What you have to do —
Reproduce the data in its entirety, exactly as written.

———

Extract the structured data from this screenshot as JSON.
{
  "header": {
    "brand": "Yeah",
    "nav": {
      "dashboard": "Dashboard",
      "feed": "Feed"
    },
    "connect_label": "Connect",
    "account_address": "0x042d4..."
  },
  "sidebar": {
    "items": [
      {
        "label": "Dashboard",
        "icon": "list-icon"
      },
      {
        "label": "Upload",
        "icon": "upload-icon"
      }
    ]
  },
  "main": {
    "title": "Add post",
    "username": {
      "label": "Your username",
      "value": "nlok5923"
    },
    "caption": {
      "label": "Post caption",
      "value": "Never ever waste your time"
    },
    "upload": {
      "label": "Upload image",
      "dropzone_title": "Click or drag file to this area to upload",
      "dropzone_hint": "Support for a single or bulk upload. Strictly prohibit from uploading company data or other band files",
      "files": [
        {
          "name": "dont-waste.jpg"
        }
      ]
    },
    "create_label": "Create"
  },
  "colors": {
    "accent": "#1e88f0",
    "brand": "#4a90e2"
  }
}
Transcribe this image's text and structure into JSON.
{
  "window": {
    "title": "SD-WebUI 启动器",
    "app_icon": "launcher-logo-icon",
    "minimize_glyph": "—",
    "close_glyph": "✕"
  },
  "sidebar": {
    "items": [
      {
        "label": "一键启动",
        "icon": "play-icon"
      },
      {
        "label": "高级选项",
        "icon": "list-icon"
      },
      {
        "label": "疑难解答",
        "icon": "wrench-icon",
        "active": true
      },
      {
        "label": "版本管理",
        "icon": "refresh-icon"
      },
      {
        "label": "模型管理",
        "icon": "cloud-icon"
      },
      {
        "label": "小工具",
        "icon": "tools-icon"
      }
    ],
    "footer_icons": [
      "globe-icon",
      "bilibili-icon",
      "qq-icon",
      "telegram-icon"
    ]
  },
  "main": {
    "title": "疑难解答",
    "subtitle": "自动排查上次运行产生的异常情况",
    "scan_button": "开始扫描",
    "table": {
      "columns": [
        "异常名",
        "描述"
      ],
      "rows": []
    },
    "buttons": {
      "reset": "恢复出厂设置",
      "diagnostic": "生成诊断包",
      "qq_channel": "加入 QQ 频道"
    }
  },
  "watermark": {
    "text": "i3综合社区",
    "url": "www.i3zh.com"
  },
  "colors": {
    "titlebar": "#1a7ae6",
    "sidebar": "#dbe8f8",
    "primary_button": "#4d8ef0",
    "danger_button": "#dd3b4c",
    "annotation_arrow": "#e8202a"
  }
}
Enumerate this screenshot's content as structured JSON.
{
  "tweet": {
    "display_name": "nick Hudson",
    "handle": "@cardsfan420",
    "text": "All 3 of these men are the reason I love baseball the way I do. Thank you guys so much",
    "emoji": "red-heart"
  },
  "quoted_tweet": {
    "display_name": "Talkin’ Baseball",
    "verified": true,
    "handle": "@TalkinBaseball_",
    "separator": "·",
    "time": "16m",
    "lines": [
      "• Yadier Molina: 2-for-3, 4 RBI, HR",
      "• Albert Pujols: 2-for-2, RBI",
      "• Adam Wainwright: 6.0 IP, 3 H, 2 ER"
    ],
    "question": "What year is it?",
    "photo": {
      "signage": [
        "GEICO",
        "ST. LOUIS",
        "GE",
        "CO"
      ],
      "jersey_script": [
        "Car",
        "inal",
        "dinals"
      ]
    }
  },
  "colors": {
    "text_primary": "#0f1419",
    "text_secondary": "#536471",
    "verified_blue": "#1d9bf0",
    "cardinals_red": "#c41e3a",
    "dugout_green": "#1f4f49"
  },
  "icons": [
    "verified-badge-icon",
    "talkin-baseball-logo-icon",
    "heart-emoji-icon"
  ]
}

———

Exercise output —
Extract the structured data from this screenshot as JSON.
{
  "header": {
    "brand": "Yeah",
    "nav": {
      "dashboard": "Dashboard",
      "feed": "Feed"
    },
    "connect_label": "Connect",
    "account_address": "0x042d4..."
  },
  "sidebar": {
    "items": [
      {
        "label": "Dashboard",
        "icon": "list-icon"
      },
      {
        "label": "Upload",
        "icon": "upload-icon"
      }
    ]
  },
  "main": {
    "title": "Add post",
    "username": {
      "label": "Your username",
      "value": "nlok5923"
    },
    "caption": {
      "label": "Post caption",
      "value": "Never ever waste your time"
    },
    "upload": {
      "label": "Upload image",
      "dropzone_title": "Click or drag file to this area to upload",
      "dropzone_hint": "Support for a single or bulk upload. Strictly prohibit from uploading company data or other band files",
      "files": [
        {
          "name": "dont-waste.jpg"
        }
      ]
    },
    "create_label": "Create"
  },
  "colors": {
    "accent": "#1e88f0",
    "brand": "#4a90e2"
  }
}
Transcribe this image's text and structure into JSON.
{
  "window": {
    "title": "SD-WebUI 启动器",
    "app_icon": "launcher-logo-icon",
    "minimize_glyph": "—",
    "close_glyph": "✕"
  },
  "sidebar": {
    "items": [
      {
        "label": "一键启动",
        "icon": "play-icon"
      },
      {
        "label": "高级选项",
        "icon": "list-icon"
      },
      {
        "label": "疑难解答",
        "icon": "wrench-icon",
        "active": true
      },
      {
        "label": "版本管理",
        "icon": "refresh-icon"
      },
      {
        "label": "模型管理",
        "icon": "cloud-icon"
      },
      {
        "label": "小工具",
        "icon": "tools-icon"
      }
    ],
    "footer_icons": [
      "globe-icon",
      "bilibili-icon",
      "qq-icon",
      "telegram-icon"
    ]
  },
  "main": {
    "title": "疑难解答",
    "subtitle": "自动排查上次运行产生的异常情况",
    "scan_button": "开始扫描",
    "table": {
      "columns": [
        "异常名",
        "描述"
      ],
      "rows": []
    },
    "buttons": {
      "reset": "恢复出厂设置",
      "diagnostic": "生成诊断包",
      "qq_channel": "加入 QQ 频道"
    }
  },
  "watermark": {
    "text": "i3综合社区",
    "url": "www.i3zh.com"
  },
  "colors": {
    "titlebar": "#1a7ae6",
    "sidebar": "#dbe8f8",
    "primary_button": "#4d8ef0",
    "danger_button": "#dd3b4c",
    "annotation_arrow": "#e8202a"
  }
}
Enumerate this screenshot's content as structured JSON.
{
  "tweet": {
    "display_name": "nick Hudson",
    "handle": "@cardsfan420",
    "text": "All 3 of these men are the reason I love baseball the way I do. Thank you guys so much",
    "emoji": "red-heart"
  },
  "quoted_tweet": {
    "display_name": "Talkin’ Baseball",
    "verified": true,
    "handle": "@TalkinBaseball_",
    "separator": "·",
    "time": "16m",
    "lines": [
      "• Yadier Molina: 2-for-3, 4 RBI, HR",
      "• Albert Pujols: 2-for-2, RBI",
      "• Adam Wainwright: 6.0 IP, 3 H, 2 ER"
    ],
    "question": "What year is it?",
    "photo": {
      "signage": [
        "GEICO",
        "ST. LOUIS",
        "GE",
        "CO"
      ],
      "jersey_script": [
        "Car",
        "inal",
        "dinals"
      ]
    }
  },
  "colors": {
    "text_primary": "#0f1419",
    "text_secondary": "#536471",
    "verified_blue": "#1d9bf0",
    "cardinals_red": "#c41e3a",
    "dugout_green": "#1f4f49"
  },
  "icons": [
    "verified-badge-icon",
    "talkin-baseball-logo-icon",
    "heart-emoji-icon"
  ]
}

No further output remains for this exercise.